The concept of registries is not new (think union catalogs of bibliographic data), but in the new digital environment, people are beginning to think of new union databases of information that can be built to facilitate digital preservation, including provisions for more authentic data, as well as lowering the costs of producing necessary metadata. Briefly discuss the following initiatives to group this important metadata in a way that facilitates not only better access, but also long-term use and preservation.
- Descriptive metadata registries (OAI, etc.)
- Bibliographic “registries” of digitized materials (DLF Registry of digital masters)
These are both bibliographic in nature and perhaps are the ones with which students will be the most familiar. Discuss opportunities of harvesting/collecting these data so that they can be used by others to promote discovery and use by all kinds of users.

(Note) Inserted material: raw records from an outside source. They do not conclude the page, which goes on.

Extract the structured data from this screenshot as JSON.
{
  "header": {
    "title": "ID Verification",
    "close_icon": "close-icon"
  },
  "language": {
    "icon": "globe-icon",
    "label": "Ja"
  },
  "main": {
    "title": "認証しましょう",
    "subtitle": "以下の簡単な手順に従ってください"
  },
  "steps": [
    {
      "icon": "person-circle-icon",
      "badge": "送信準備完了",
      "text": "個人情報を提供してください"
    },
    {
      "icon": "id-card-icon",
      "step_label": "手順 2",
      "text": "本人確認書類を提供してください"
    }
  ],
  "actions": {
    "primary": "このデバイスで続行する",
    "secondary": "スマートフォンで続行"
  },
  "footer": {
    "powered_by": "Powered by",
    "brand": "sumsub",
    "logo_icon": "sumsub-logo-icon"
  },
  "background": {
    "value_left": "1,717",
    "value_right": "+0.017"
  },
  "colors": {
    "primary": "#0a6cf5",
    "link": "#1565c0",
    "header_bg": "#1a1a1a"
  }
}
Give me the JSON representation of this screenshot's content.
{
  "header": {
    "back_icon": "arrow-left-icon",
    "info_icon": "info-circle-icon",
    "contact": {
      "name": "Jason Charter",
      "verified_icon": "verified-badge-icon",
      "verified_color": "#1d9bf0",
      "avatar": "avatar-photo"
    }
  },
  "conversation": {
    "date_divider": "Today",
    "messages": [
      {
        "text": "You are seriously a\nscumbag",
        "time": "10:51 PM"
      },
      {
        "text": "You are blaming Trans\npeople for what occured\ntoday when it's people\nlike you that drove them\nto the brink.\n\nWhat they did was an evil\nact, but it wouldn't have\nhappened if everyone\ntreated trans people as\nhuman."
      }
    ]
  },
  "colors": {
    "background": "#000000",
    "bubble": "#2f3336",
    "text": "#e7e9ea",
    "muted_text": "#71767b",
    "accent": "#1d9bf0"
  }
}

- Format registries (Global Digital Format Registry, PRONOM, Library of Congress Sustainability of Digital Formats site)
Moving the concept in the direction of digital preservation, discuss the need for and potential uses of format registries such as those mentioned above. Why should institutions want to use these kinds of registries? How do they facilitate digital preservation?
Suggested Graded Assignments
- Write a short paper defining and distinguishing digital repositories, digital archives, and institutional repositories.
- Write a short paper summarizing the various technical strategies for preserving digital objects.
Suggested Term Projects
• Write a research paper on a topic of the student’s choice, such as the historical development of digital preservation initiatives, digital repositories, differences between U.S. and international digital preservation efforts, and so on.